**Exercise description**
Each line below should be set down again unchanged.

Items from a dataset

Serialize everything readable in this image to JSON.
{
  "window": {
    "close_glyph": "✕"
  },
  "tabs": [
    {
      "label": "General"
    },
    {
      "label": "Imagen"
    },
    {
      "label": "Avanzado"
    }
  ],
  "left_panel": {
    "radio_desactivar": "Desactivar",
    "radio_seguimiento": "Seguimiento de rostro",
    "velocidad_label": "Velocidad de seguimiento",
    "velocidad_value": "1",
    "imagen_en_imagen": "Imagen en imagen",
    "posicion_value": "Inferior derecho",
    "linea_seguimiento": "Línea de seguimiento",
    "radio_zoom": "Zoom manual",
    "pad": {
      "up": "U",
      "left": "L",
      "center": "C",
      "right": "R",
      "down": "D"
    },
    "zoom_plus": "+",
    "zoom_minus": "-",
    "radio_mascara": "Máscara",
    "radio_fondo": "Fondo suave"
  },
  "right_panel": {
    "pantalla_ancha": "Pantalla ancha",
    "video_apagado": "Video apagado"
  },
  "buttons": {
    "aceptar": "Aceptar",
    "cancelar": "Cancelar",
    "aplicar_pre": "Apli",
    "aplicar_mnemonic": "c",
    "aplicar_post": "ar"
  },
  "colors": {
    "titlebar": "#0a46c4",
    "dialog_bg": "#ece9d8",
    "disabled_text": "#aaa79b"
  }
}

**Solved problem**
Serialize everything readable in this image to JSON.
{
  "window": {
    "close_glyph": "✕"
  },
  "tabs": [
    {
      "label": "General"
    },
    {
      "label": "Imagen"
    },
    {
      "label": "Avanzado"
    }
  ],
  "left_panel": {
    "radio_desactivar": "Desactivar",
    "radio_seguimiento": "Seguimiento de rostro",
    "velocidad_label": "Velocidad de seguimiento",
    "velocidad_value": "1",
    "imagen_en_imagen": "Imagen en imagen",
    "posicion_value": "Inferior derecho",
    "linea_seguimiento": "Línea de seguimiento",
    "radio_zoom": "Zoom manual",
    "pad": {
      "up": "U",
      "left": "L",
      "center": "C",
      "right": "R",
      "down": "D"
    },
    "zoom_plus": "+",
    "zoom_minus": "-",
    "radio_mascara": "Máscara",
    "radio_fondo": "Fondo suave"
  },
  "right_panel": {
    "pantalla_ancha": "Pantalla ancha",
    "video_apagado": "Video apagado"
  },
  "buttons": {
    "aceptar": "Aceptar",
    "cancelar": "Cancelar",
    "aplicar_pre": "Apli",
    "aplicar_mnemonic": "c",
    "aplicar_post": "ar"
  },
  "colors": {
    "titlebar": "#0a46c4",
    "dialog_bg": "#ece9d8",
    "disabled_text": "#aaa79b"
  }
}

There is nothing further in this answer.